Harville House, 1894, Bulloch County

Keebler Henry Harville House Bulloch County GA Landmark Vernacular Folk Victorian Architecture Picture Image Photograph © Brian Brown Vanishing South Georgia USA 2013

I visited the iconic Harville House for the first time in nearly a year yesterday and was glad to see that the Bulloch County Historical Society, with assistance from the Jack N. and Addie D. Averitt Foundation,  had placed a marker explaining its history. The house is on private property and should be photographed from the road only. Fromthe historic marker: Samuel Winkler Harville purchased this 754-acre farm in 1862. Born on December 17, 1826, Harville was one of two delegates Bulloch County sent to the 1861 Secession Convention in Milledgeville. He voted for Georgia to secede from the Union.

Samuel’s son, Henry Keebler Harville, purchased the property and built the Harville House as a one-story house around 1894. The second story was added ten years later, resulting in a total of 14 rooms to accommodate a growing family. The vernacular architectural features of the house were inspired by a dream of Keebler Harville. The lumber used was cut and sawn from timber grown on the farm. By the time of Keebler’s death in 1946, the farm had grown to 2800 acres. More than just a landmark, the farm was self-sustaining for 10 families. It included a grist mill, saw mill, cotton gin, two-story smokehouse, ice house, syrup house, and a commissary. He was the first in Bulloch County to sell peanuts commercially and picked peanuts commercially for other farmers from Blitchton to Claxton. He purchased the first corn snapper in the county.

The Harville Cemetery is located 1/4 mile west of the house.

Keebler Henry Harville House Historic Marker County Historical Society Averitt Family Bulloch County GA Landmark Vernacular Folk Victorian Architecture Picture Image Photograph © Brian Brown Vanishing South Georgia USA 2013


Filed under --BULLOCH COUNTY GA--

6 responses to “Harville House, 1894, Bulloch County

  1. R Harville

    I’m a “Harville,” and would love to see this house in person and visit the cemetery. What’s the address?

  2. Francine Coppage

    Love this picture and this old house. Hope someone restores it.

  3. Lovely old house that has stood the test of time.
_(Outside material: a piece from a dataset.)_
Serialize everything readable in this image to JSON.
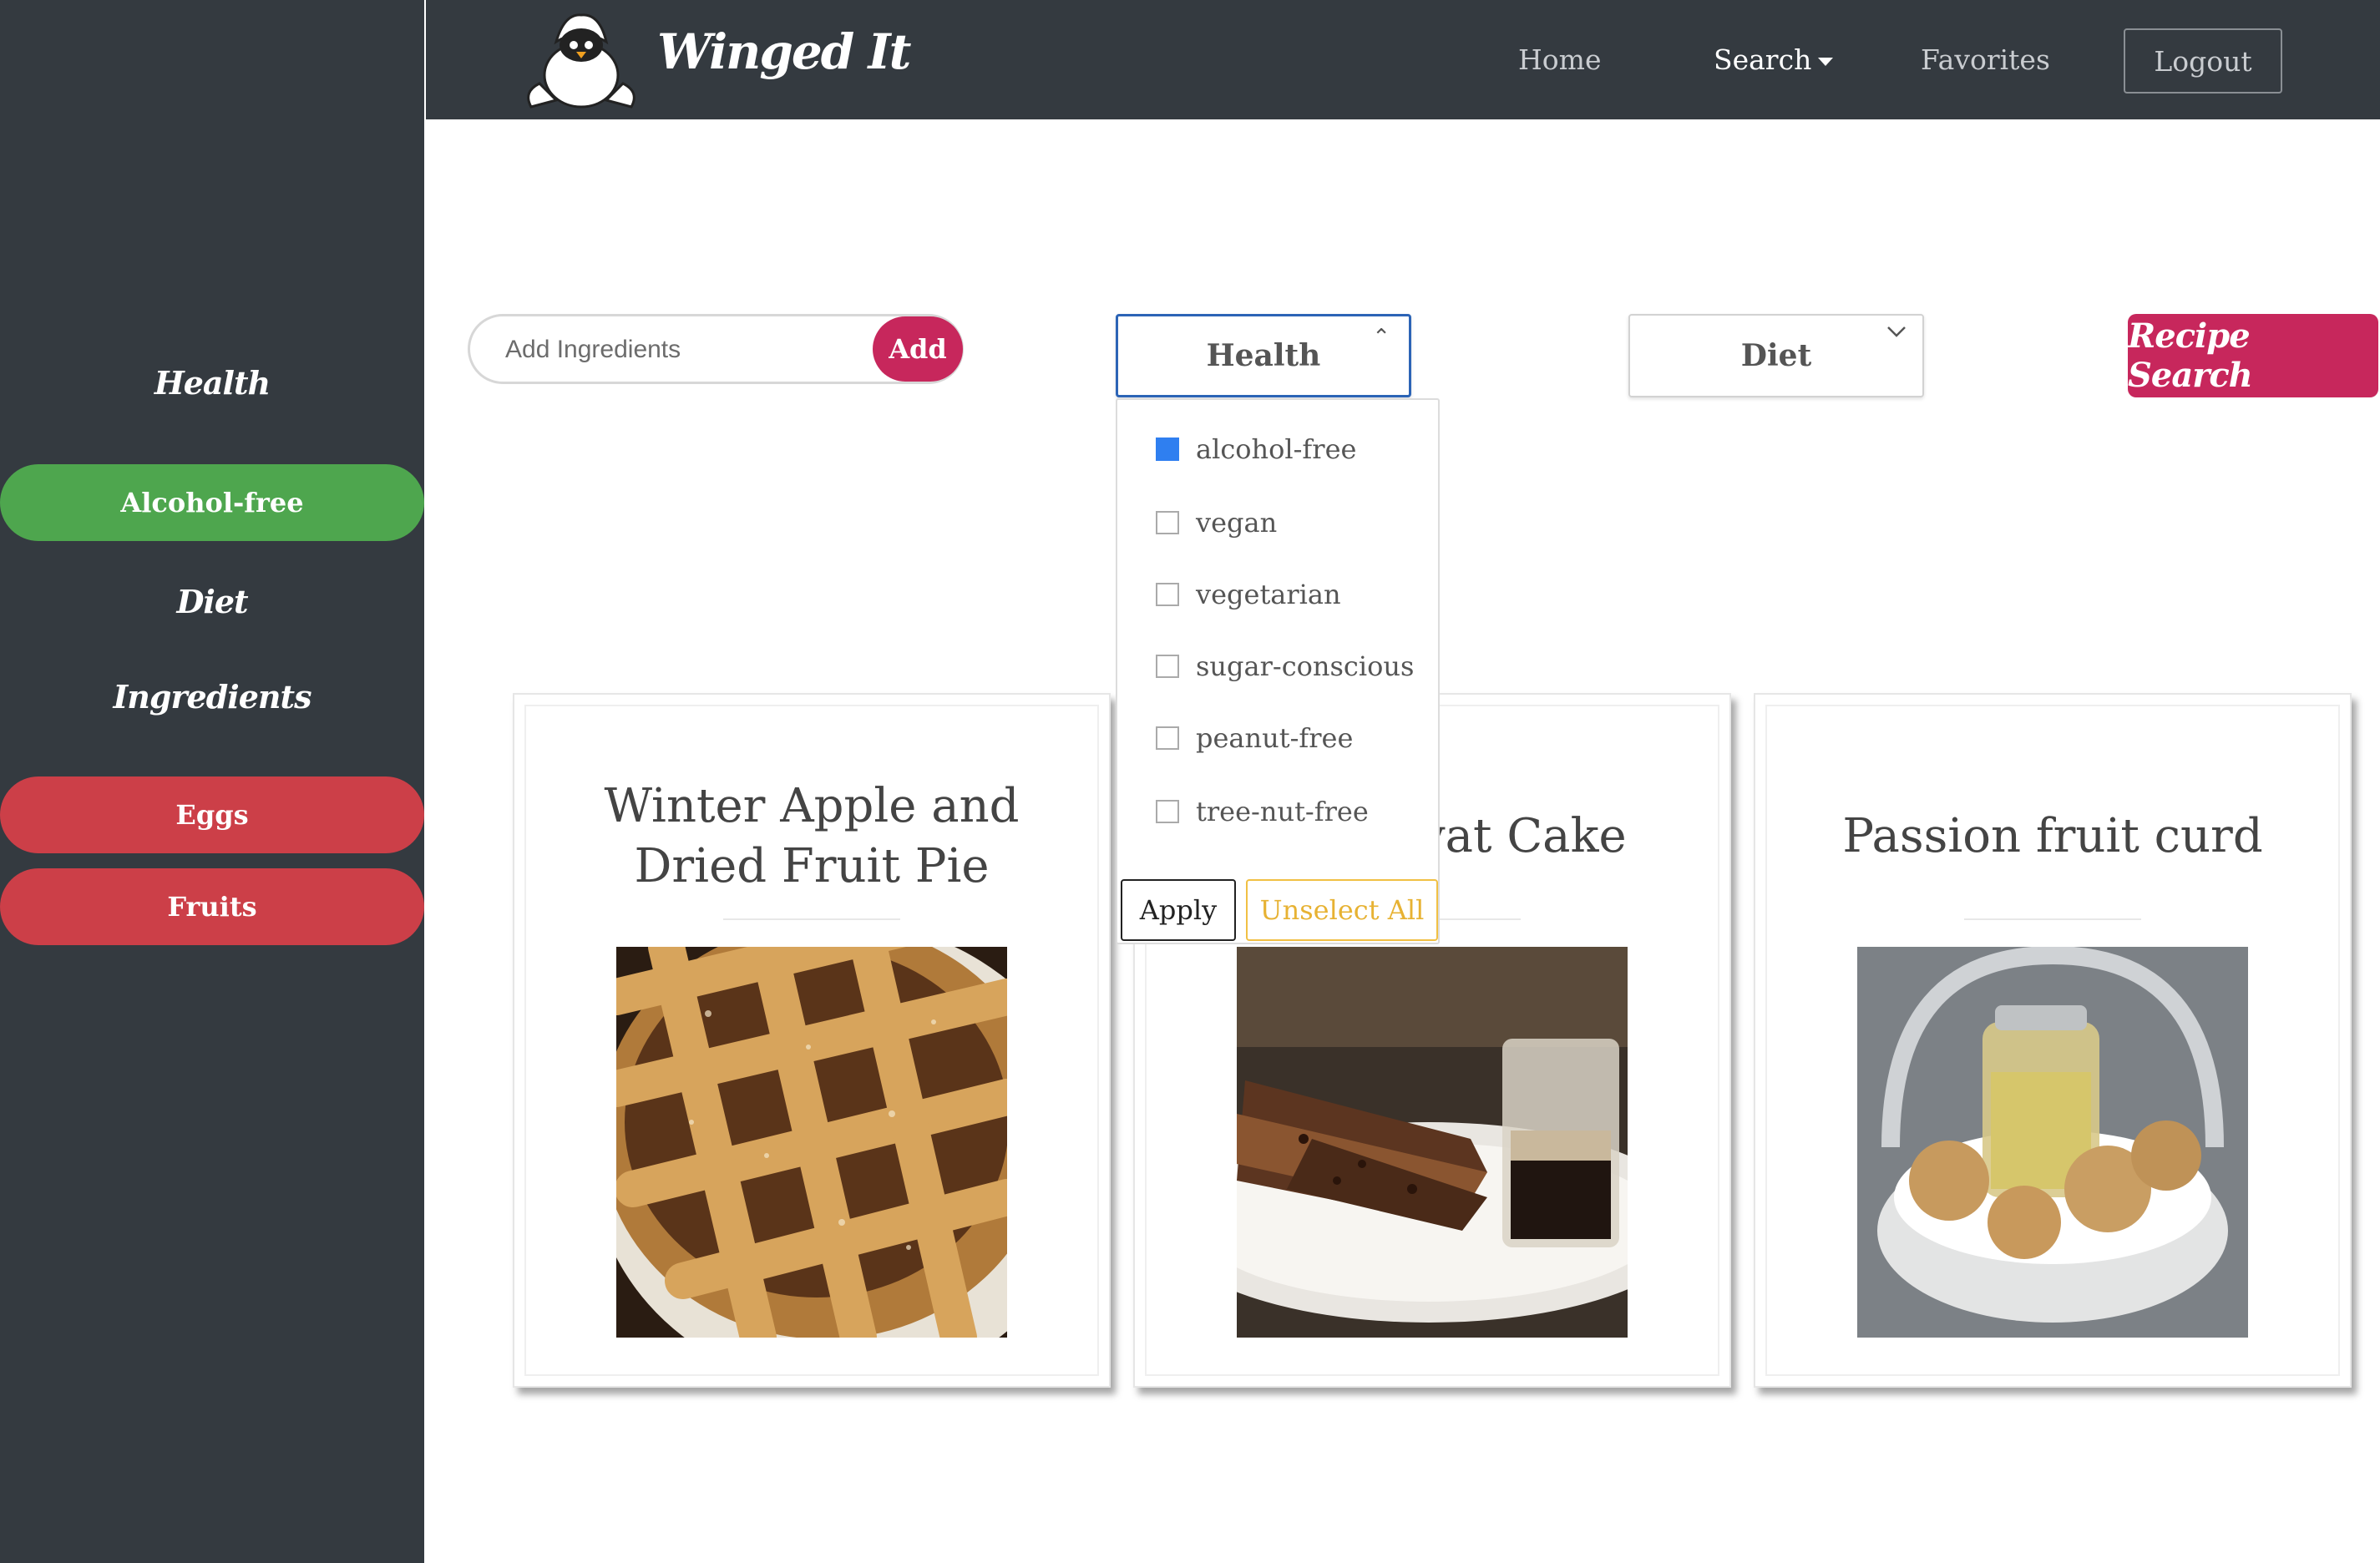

Happily it’s still standing for us to all to enjoy.

  4. What a wonderful house would love to see it restored.

  5. Brian Brown, it is a pleasure to fly along with you as you capture the old homes and the lands of Georgia! It always sets my mind to wondering about the people and their lives that lived in these homes.. Thak you. Patt Findley Freedman

Leave a Reply

Fill in your details below or click an icon to log in:

WordPress.com Logo

You are commenting using your WordPress.com account. Log Out / Change )

Twitter picture

You are commenting using your Twitter account. Log Out / Change )

Facebook photo

You are commenting using your Facebook account. Log Out / Change )

Google+ photo

You are commenting using your Google+ account. Log Out / Change )

Connecting to %s